I purchased the Art of Computer Programming Third Edition Volumes 1-4B on June 16th, 2023. I've not had time to read all that much, but I do have the perhaps unrealistic goal of reading the entire published manuscript. Most of my reading is done at work, a few hours total each week. In case that makes you think I'm slacking off at work, we are allowed to take time for personal learning projects.

In a sign of my ambitious plans, this link will contain my progress on reading, in the form of attempted solutions and answers to all exercises in the books.

As a lover of LaTeX, answers (and all corresponding math) are first typeset in LaTeX. Conversion to a webpage with all the math intact is done by LaTeXML, and a Python script better aligns the style with this website.

The front cover of the first volume of The Art of Computer Programming.

OnSight: Rock Climbing Recommender

White Rastafarian (V2) in Joshua Tree National Park. One of my favorite climbs. Image credit to Erica Robinson.

UPDATE: As of November 28th, 2022, Heroku no longer offers free servers so the below project page is now offline. Code can still be viewed though in GitHub.

The full application can be found at, and the full code for the project, as well as build instructions, can be found on GitHub. Since the project is hosted on Heroku free tier, the project will take a minute to open when you first click the link.

This project was originally created by me and two other UCSD students for our senior capstone project, with a focus on recommender systems. The world of outdoor rock climbing lacks good recommendation systems, with current methods being word of mouth, guide books limited to specific areas, and most popular. Our goal with OnSight was to create personalized recommendations for experienced rock climbers.

For a more complete description of the methods used, take a look at the About page and the Algorithms page on the project site.

Ethical Development of a Transportation Demand Model


A travel demand model uses travel behavior to predict how travel patterns will change based on specific infrastructure changes. As has been the current trend in the US since at least the early 1900s, travel demand models have primarily focused on how traveling by car changes. However, only recently have we begun to understand the widespread impacts of spending hours every day stuck inside a car. At the very minimum, longer driving time is associated (not correlated but some studies do draw this conclusion) with "higher odds for smoking, insufficient physical activity, short sleep, obesity, and worse physical and mental health" (Ding et al.).

As a result of these various car travel related health impacts, there has been a recent push towards less motorized forms of transportation, including but not limited to walking, biking, micro-mobility, and various forms of public transit. However, as a result of previous history, travel demand models do not accurately capture how non-car transit changes with new infrastructure.

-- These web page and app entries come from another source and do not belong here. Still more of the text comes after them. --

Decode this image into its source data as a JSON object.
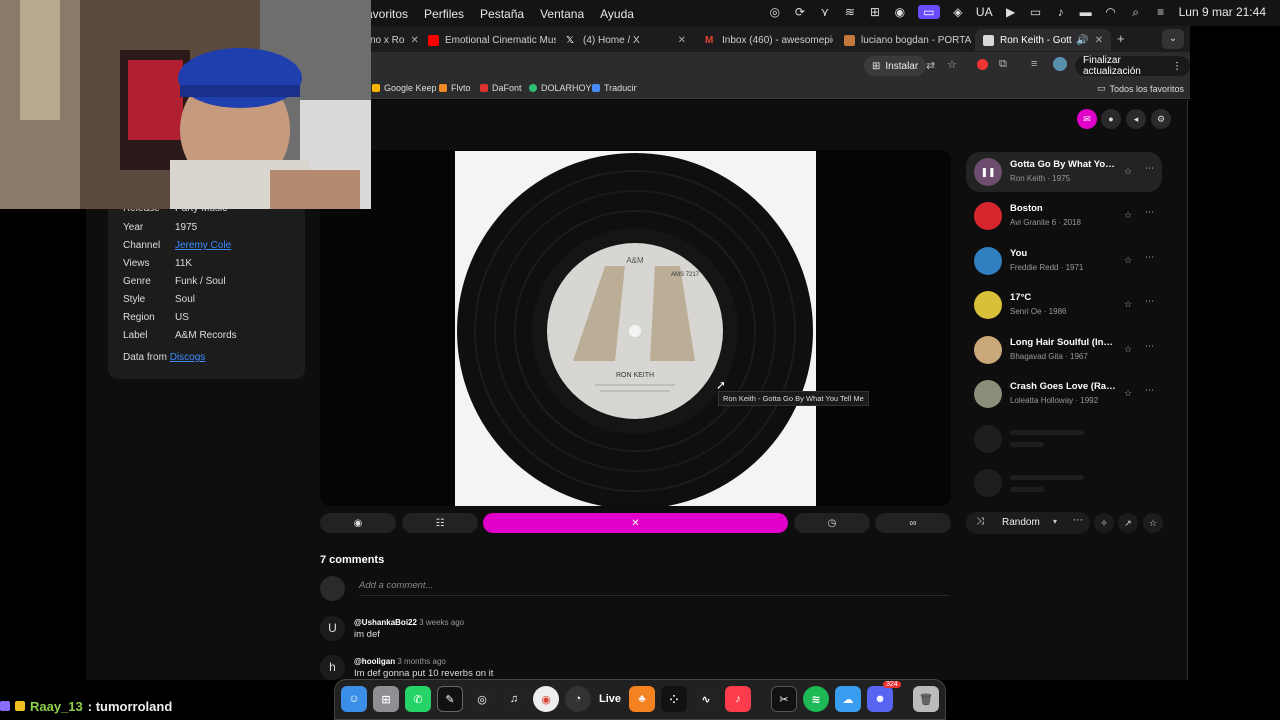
{
  "menubar": {
    "items": [
      "avoritos",
      "Perfiles",
      "Pestaña",
      "Ventana",
      "Ayuda"
    ],
    "lang": "UA",
    "datetime": "Lun 9 mar  21:44"
  },
  "tabs": [
    {
      "title": "no x Ro",
      "color": "#888"
    },
    {
      "title": "Emotional Cinematic Music",
      "color": "#ff0000"
    },
    {
      "title": "(4) Home / X",
      "color": "#ffffff"
    },
    {
      "title": "Inbox (460) - awesomepie",
      "color": "#ea4335"
    },
    {
      "title": "luciano bogdan - PORTADA",
      "color": "#c47a3a"
    },
    {
      "title": "Ron Keith - Gotta Go B",
      "color": "#d9d9d9"
    }
  ],
  "toolbar": {
    "install_label": "Instalar",
    "update_label": "Finalizar actualización"
  },
  "bookmarks": [
    {
      "label": "Google Keep",
      "color": "#f6b400"
    },
    {
      "label": "Flvto",
      "color": "#f08a24"
    },
    {
      "label": "DaFont",
      "color": "#d33"
    },
    {
      "label": "DOLARHOY",
      "color": "#2fbf71"
    },
    {
      "label": "Traducir",
      "color": "#4a8af4"
    }
  ],
  "bookmarks_all": "Todos los favoritos",
  "info": {
    "rows": [
      {
        "key": "Release",
        "value": "Party Music"
      },
      {
        "key": "Year",
        "value": "1975"
      },
      {
        "key": "Channel",
        "value": "Jeremy Cole"
      },
      {
        "key": "Views",
        "value": "11K"
      },
      {
        "key": "Genre",
        "value": "Funk / Soul"
      },
      {
        "key": "Style",
        "value": "Soul"
      },
      {
        "key": "Region",
        "value": "US"
      },
      {
        "key": "Label",
        "value": "A&M Records"
      }
    ],
    "data_from": "Data from",
    "data_source": "Discogs"
  },
  "player": {
    "tooltip": "Ron Keith - Gotta Go By What You Tell Me",
    "label_text": "RON KEITH",
    "label_logo": "A&M",
    "label_catalog": "AMS 7217"
  },
  "queue": [
    {
      "title": "Gotta Go By What You T...",
      "sub": "Ron Keith · 1975",
      "thumb": "#6d4c6f"
    },
    {
      "title": "Boston",
      "sub": "Avi Granite 6 · 2018",
      "thumb": "#d8262f"
    },
    {
      "title": "You",
      "sub": "Freddie Redd · 1971",
      "thumb": "#2f7fc1"
    },
    {
      "title": "17°C",
      "sub": "Senri Oe · 1986",
      "thumb": "#d8c03a"
    },
    {
      "title": "Long Hair Soulful (Instr...",
      "sub": "Bhagavad Gita · 1967",
      "thumb": "#c9a97a"
    },
    {
      "title": "Crash Goes Love (Radi...",
      "sub": "Loleatta Holloway · 1992",
      "thumb": "#8a8f7a"
    }
  ],
  "queue_controls": {
    "mode_label": "Random"
  },
  "comments": {
    "heading": "7 comments",
    "placeholder": "Add a comment...",
    "items": [
      {
        "initial": "U",
        "user": "@UshankaBoi22",
        "time": "3 weeks ago",
        "text": "im def"
      },
      {
        "initial": "h",
        "user": "@hooligan",
        "time": "3 months ago",
        "text": "Im def gonna put 10 reverbs on it"
      }
    ]
  },
  "stream_overlay": {
    "user": "Raay_13",
    "message": ": tumorroland"
  },
  "dock": {
    "items": [
      "finder",
      "launchpad",
      "whatsapp",
      "capcut",
      "logic-pro",
      "piano",
      "chrome",
      "activity",
      "ableton-live",
      "fl-studio",
      "tidal",
      "waves",
      "music",
      "capcut2",
      "spotify",
      "weather",
      "discord",
      "trash"
    ],
    "live_label": "Live",
    "discord_badge": "324"
  },
  "colors": {
    "accent": "#e000c9",
    "link": "#3d8dff"
  }
}
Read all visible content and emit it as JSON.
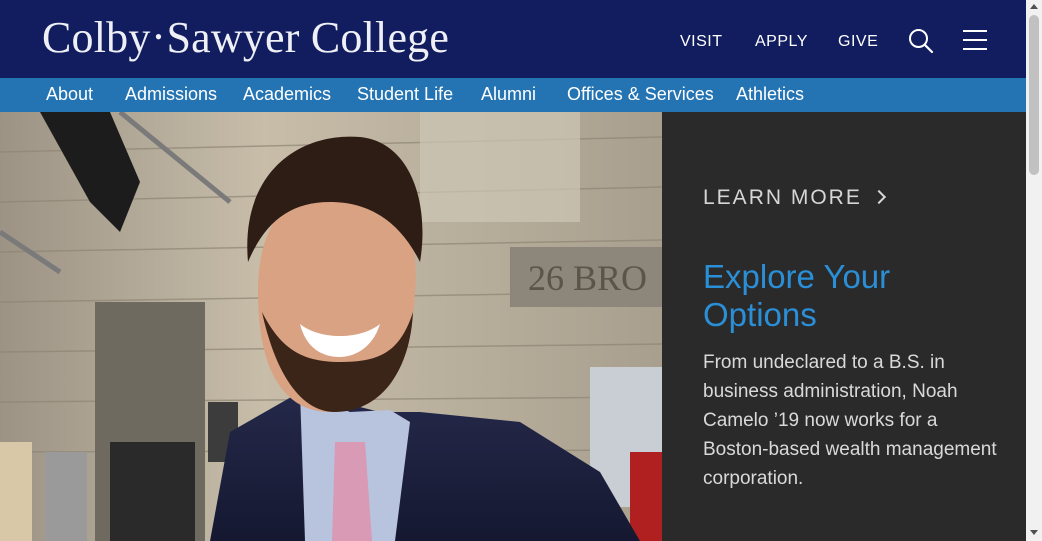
{
  "header": {
    "logo_left": "Colby",
    "logo_dot": "•",
    "logo_right": "Sawyer College",
    "utility_links": [
      "VISIT",
      "APPLY",
      "GIVE"
    ]
  },
  "nav": {
    "items": [
      "About",
      "Admissions",
      "Academics",
      "Student Life",
      "Alumni",
      "Offices & Services",
      "Athletics"
    ]
  },
  "hero": {
    "cta": "LEARN MORE",
    "headline": "Explore Your Options",
    "body": "From undeclared to a B.S. in business administration, Noah Camelo ’19 now works for a Boston-based wealth management corporation.",
    "building_number": "26 BRO"
  },
  "colors": {
    "header_bg": "#111d5e",
    "nav_bg": "#2474b3",
    "panel_bg": "#2a2a2a",
    "headline": "#2a8fd6"
  }
}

In this project I will develop a transportation demand model in an ethical manner, or at least write out how I would do so. Although not the only ethical issue, a major theme of this project will be my attempts to capture the travel behavior of disadvantaged communities such as children, the elderly, and the poor. Note, I consider them disadvantaged because these groups tend to lack access to personal vehicles and are thus at a disadvantage when our transportation network is built around cars.

A common workflow to predict the level of service of a transportation network. Image credit to Metropolitan Washington Council of Governments.

This website uses Django with Nginx and Gunicorn, and is hosted on Digital Ocean. Website layout is done using Bootstrap 4. Since you are already on this website, you can see it in action. The code for the website can be found on Github.

The face image was done by a friend of mine who I have unfortunately lost contact with.



I have for as long as I can remember, had an awful memory for things that I have done and things that have happened to me. This project is my attempt to record my history including past, present, and future events.

This project does not take a lot of work, but has been continuously updated since August 22nd, 2022.

Image credit to SPL.